by Sade Smith, News Editor
“Orgullo Latino”, or Latin Pride, is the first show hosted by The United Latino Society (ULS) in celebration of Hispanic Heritage Month.
Crowds of proud students filled the auditorium this Saturday October 1, and it was just the halfway point for festivity as the month runs from September 15-October 15.
Lisbeth Valdez, a Junior Political Science major and ULS President, said, “We’ve been trying to get the show for two years. Planning never worked out, money wasn’t there.”
Even with inevitable planning problems, the student organization didn’t let the idea go. “Last semester we couldn’t find a host and the one we have responded a year later.”
On campus, ULS hosts general interest meetings in the Frederick Douglass Unity House surrounding topics of race, identity and Latin Pride.
As a kick-off to Hispanic Heritage Month, they held a paint night for their members. The winner of the Paint Night painted a portrait of a Puerto-Rican Taina; a native based in Latin countries.
Valdez expressed that she would like to see the group enhancing the celebrations each year. Today, Moor Engaged Noble (M.E.N.) is partnering with the cultural group for a Black and Latino discussion. “We want to talk politics, health, basically being a United people. We need to put both groups together and come up with ways on how to do that.”

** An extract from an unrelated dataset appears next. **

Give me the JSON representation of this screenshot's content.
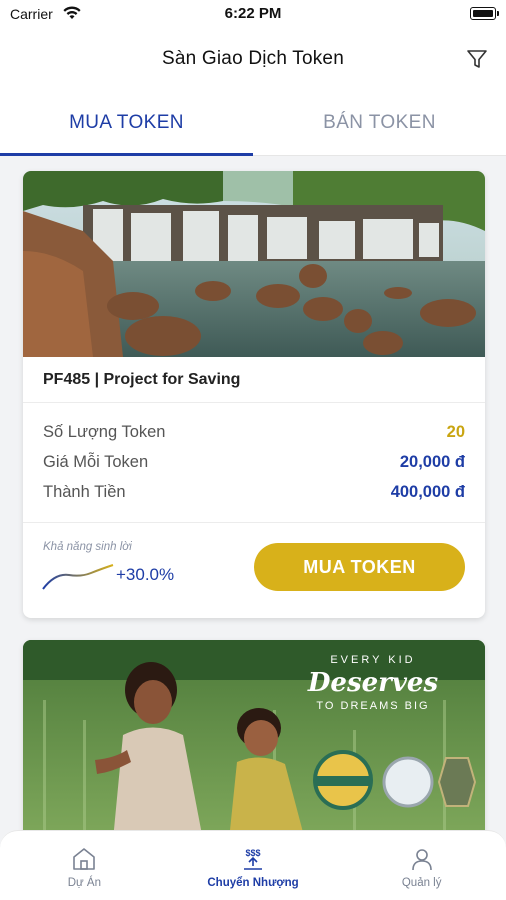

In terms of the show, ULS’s focus was on educating the campus community on the culture surrounding their heritage, including eradication of ignorance. “When people say I’m Spanish I get upset. I’m Dominican. I’m not Spanish, I’m not from Spain.”

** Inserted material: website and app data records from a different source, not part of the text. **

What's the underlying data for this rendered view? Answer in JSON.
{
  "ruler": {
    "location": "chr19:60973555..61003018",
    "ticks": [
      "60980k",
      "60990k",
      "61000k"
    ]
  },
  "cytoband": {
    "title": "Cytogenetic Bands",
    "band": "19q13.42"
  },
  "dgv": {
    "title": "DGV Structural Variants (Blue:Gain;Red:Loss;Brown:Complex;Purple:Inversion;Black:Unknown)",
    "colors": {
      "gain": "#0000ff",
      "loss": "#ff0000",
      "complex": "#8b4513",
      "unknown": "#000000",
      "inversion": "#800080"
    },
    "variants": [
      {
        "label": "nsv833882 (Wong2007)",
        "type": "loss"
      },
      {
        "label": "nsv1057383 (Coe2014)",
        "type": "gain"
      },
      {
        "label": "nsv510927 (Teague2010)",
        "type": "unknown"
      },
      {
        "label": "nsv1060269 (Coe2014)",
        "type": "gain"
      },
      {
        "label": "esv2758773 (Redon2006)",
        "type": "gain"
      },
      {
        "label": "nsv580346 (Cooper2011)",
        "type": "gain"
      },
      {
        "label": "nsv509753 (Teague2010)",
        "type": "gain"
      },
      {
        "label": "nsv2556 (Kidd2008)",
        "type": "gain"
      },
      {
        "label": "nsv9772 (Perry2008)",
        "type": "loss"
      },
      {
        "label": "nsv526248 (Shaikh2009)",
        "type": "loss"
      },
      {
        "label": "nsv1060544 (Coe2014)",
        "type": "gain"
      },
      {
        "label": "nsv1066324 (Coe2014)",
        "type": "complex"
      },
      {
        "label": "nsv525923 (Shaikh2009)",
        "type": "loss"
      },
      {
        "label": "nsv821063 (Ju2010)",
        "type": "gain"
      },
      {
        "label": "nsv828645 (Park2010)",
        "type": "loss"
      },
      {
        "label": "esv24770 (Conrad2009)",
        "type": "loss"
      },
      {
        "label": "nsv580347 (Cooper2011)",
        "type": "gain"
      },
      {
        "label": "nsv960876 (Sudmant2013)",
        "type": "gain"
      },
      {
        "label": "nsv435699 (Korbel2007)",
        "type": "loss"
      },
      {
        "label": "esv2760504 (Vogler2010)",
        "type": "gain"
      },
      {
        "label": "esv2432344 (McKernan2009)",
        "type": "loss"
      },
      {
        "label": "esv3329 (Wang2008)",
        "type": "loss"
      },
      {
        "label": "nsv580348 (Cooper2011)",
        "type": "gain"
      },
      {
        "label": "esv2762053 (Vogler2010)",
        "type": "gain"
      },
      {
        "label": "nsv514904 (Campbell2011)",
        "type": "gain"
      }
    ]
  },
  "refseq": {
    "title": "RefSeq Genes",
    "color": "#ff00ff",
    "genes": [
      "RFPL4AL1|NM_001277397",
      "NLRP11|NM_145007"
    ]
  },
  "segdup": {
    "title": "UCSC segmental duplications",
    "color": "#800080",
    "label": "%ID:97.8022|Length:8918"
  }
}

The host and comedian Jay Ramirez, well known through his social media, would plug into what makes their culture unique and important. The organization booked him with the hopes of creating that atmosphere. “He’s always making fun of us. Not only Dominicans and Puerto Ricans, but the entire Latino community. It’s an experience that is worldwide. I think his jokes are relatable and he’s going to unite the crowd.”
During the show, performances such as a bachata dance by the ULS Dance Team, and a spoken word piece by an Amherst College student left the audience on their feet and in high appreciation.

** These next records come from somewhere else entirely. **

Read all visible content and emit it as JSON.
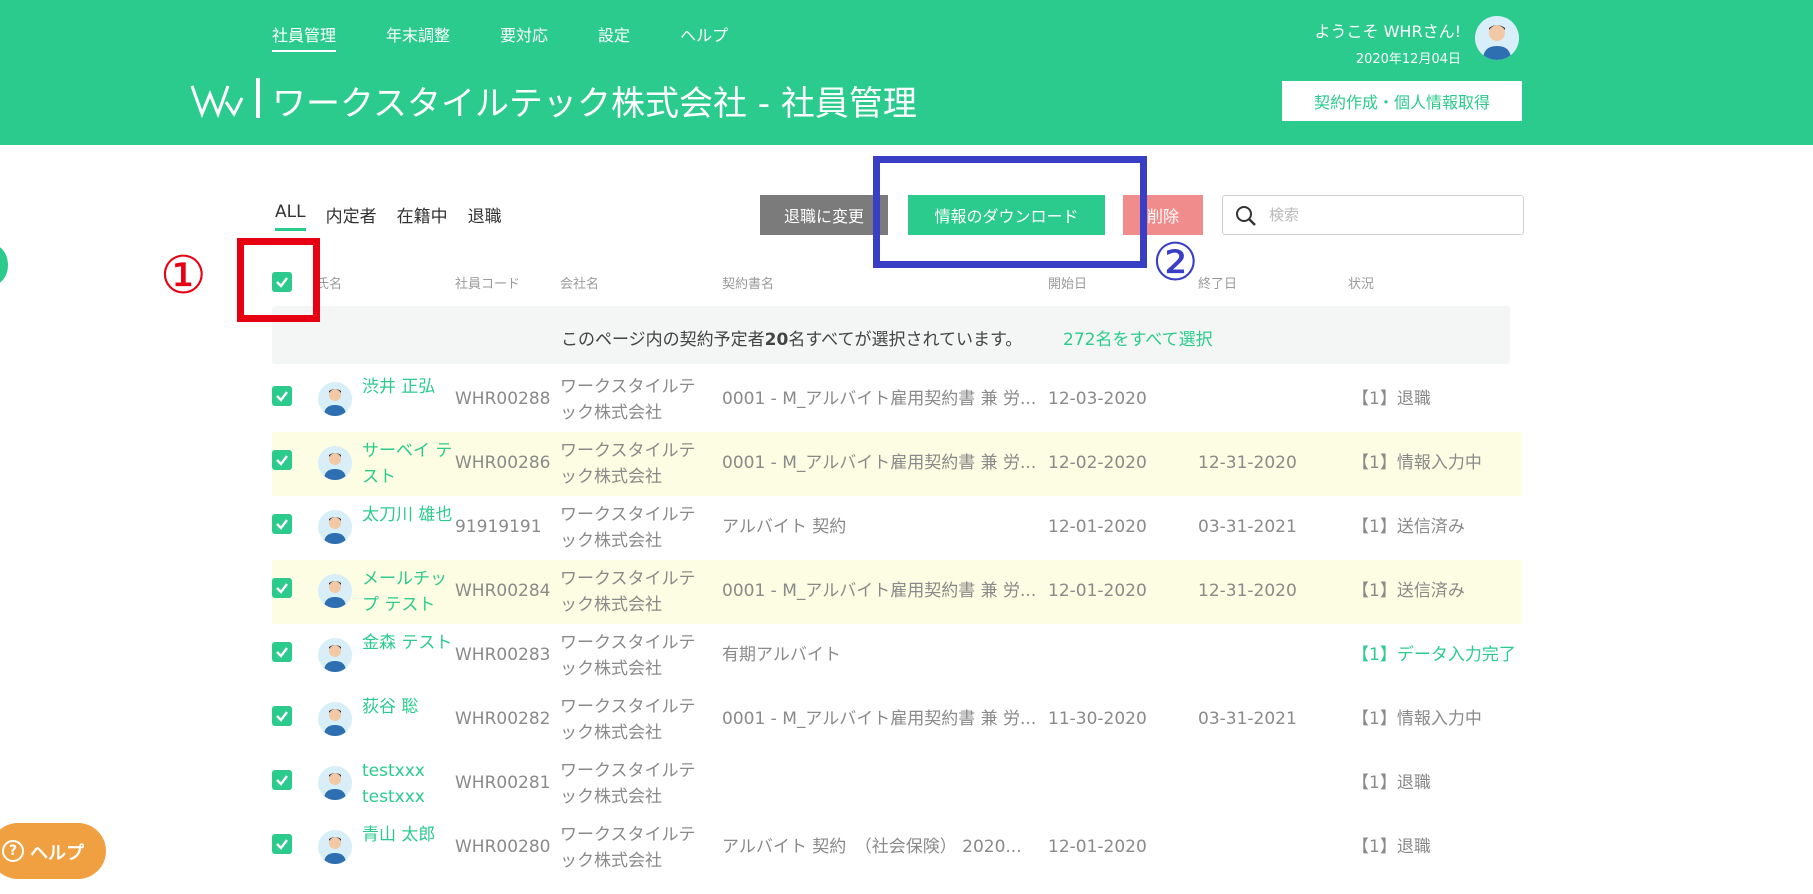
{
  "nav": {
    "items": [
      {
        "label": "社員管理",
        "active": true
      },
      {
        "label": "年末調整",
        "active": false
      },
      {
        "label": "要対応",
        "active": false
      },
      {
        "label": "設定",
        "active": false
      },
      {
        "label": "ヘルプ",
        "active": false
      }
    ]
  },
  "header": {
    "greeting": "ようこそ WHRさん!",
    "date": "2020年12月04日",
    "title": "ワークスタイルテック株式会社 - 社員管理",
    "contract_button": "契約作成・個人情報取得"
  },
  "tabs": [
    {
      "label": "ALL",
      "active": true
    },
    {
      "label": "内定者",
      "active": false
    },
    {
      "label": "在籍中",
      "active": false
    },
    {
      "label": "退職",
      "active": false
    }
  ],
  "toolbar": {
    "retire_label": "退職に変更",
    "download_label": "情報のダウンロード",
    "delete_label": "削除",
    "search_placeholder": "検索"
  },
  "annotations": {
    "marker_1": "①",
    "marker_2": "②"
  },
  "table": {
    "columns": [
      "氏名",
      "社員コード",
      "会社名",
      "契約書名",
      "開始日",
      "終了日",
      "状況"
    ],
    "banner": {
      "prefix": "このページ内の契約予定者",
      "count": "20",
      "suffix": "名すべてが選択されています。",
      "link": "272名をすべて選択"
    },
    "rows": [
      {
        "name": "渋井 正弘",
        "code": "WHR00288",
        "company": "ワークスタイルテック株式会社",
        "contract": "0001 - M_アルバイト雇用契約書 兼 労...",
        "start": "12-03-2020",
        "end": "",
        "status": "【1】退職",
        "status_color": "#8a8a8a",
        "highlight": false
      },
      {
        "name": "サーベイ テスト",
        "code": "WHR00286",
        "company": "ワークスタイルテック株式会社",
        "contract": "0001 - M_アルバイト雇用契約書 兼 労...",
        "start": "12-02-2020",
        "end": "12-31-2020",
        "status": "【1】情報入力中",
        "status_color": "#8a8a8a",
        "highlight": true
      },
      {
        "name": "太刀川 雄也",
        "code": "91919191",
        "company": "ワークスタイルテック株式会社",
        "contract": "アルバイト 契約",
        "start": "12-01-2020",
        "end": "03-31-2021",
        "status": "【1】送信済み",
        "status_color": "#8a8a8a",
        "highlight": false
      },
      {
        "name": "メールチップ テスト",
        "code": "WHR00284",
        "company": "ワークスタイルテック株式会社",
        "contract": "0001 - M_アルバイト雇用契約書 兼 労...",
        "start": "12-01-2020",
        "end": "12-31-2020",
        "status": "【1】送信済み",
        "status_color": "#8a8a8a",
        "highlight": true
      },
      {
        "name": "金森 テスト",
        "code": "WHR00283",
        "company": "ワークスタイルテック株式会社",
        "contract": "有期アルバイト",
        "start": "",
        "end": "",
        "status": "【1】データ入力完了",
        "status_color": "#2bcb8e",
        "highlight": false
      },
      {
        "name": "荻谷 聡",
        "code": "WHR00282",
        "company": "ワークスタイルテック株式会社",
        "contract": "0001 - M_アルバイト雇用契約書 兼 労...",
        "start": "11-30-2020",
        "end": "03-31-2021",
        "status": "【1】情報入力中",
        "status_color": "#8a8a8a",
        "highlight": false
      },
      {
        "name": "testxxx testxxx",
        "code": "WHR00281",
        "company": "ワークスタイルテック株式会社",
        "contract": "",
        "start": "",
        "end": "",
        "status": "【1】退職",
        "status_color": "#8a8a8a",
        "highlight": false
      },
      {
        "name": "青山 太郎",
        "code": "WHR00280",
        "company": "ワークスタイルテック株式会社",
        "contract": "アルバイト 契約　（社会保険） 2020...",
        "start": "12-01-2020",
        "end": "",
        "status": "【1】退職",
        "status_color": "#8a8a8a",
        "highlight": false
      }
    ]
  },
  "help": {
    "label": "ヘルプ"
  },
  "colors": {
    "brand": "#2bcb8e",
    "retire": "#7b7b7b",
    "delete": "#f08c8c",
    "help": "#f0a040",
    "annotation_red": "#e60012",
    "annotation_blue": "#3a3ec5"
  },
  "icons": {
    "logo": "ws-logo-icon",
    "search": "search-icon",
    "check": "check-icon",
    "avatar": "avatar-icon",
    "help": "question-icon"
  }
}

Introduced by host Ramirez, activist, community organizer, independent journalist, and the highlight of the night Rosa Clemente takes the podium. The Black and Puerto Rican Vice Presidential running mate of 2008 Green Party Presidential candidate Cynthia McKinney. She reminds the audience to “look out for the police” tonight before diving into some of the most difficult topics around race. “I understood my flag, I understood going to the parade, but I didn’t know who I was…. when I began to know who I was, I began to be free.” She mentioned her Black and Puerto Rican studies courses, encouraging others to delve into discovering who they are.
Focusing on social injustices against people of color, she hoped that the words she spoke made students into freedom fighters. She even took the time to acknowledge the sisters and brothers and people of color not under the gender binary who have fallen under the forces of the government. “No matter how much they kill us; we are a resistant people. What is taught is our oppression but what is not taught is how we survive.”
Wearing large Puerto Rican flag earrings, she urged students to become and stay active in their communities, both in college and close to home.
Junior Mathematics student Natasha Fortes said, “She motivated me to start thinking about what the future holds and what we need to change not only in the country but in our lives.”
Receiving applause from the audience, she touched on the current presidential candidates, expressing the fear of being a Black figure in America. “Do we understand how we even fit into UMass Dartmouth, let alone this country?”
She ended with a strong message, emphasizing the work that needs to be done in communities and on college campuses, educating and never underestimating others on the pride of the people. “The highlight of the show was Rosa Clemente!” Fortes exclaimed.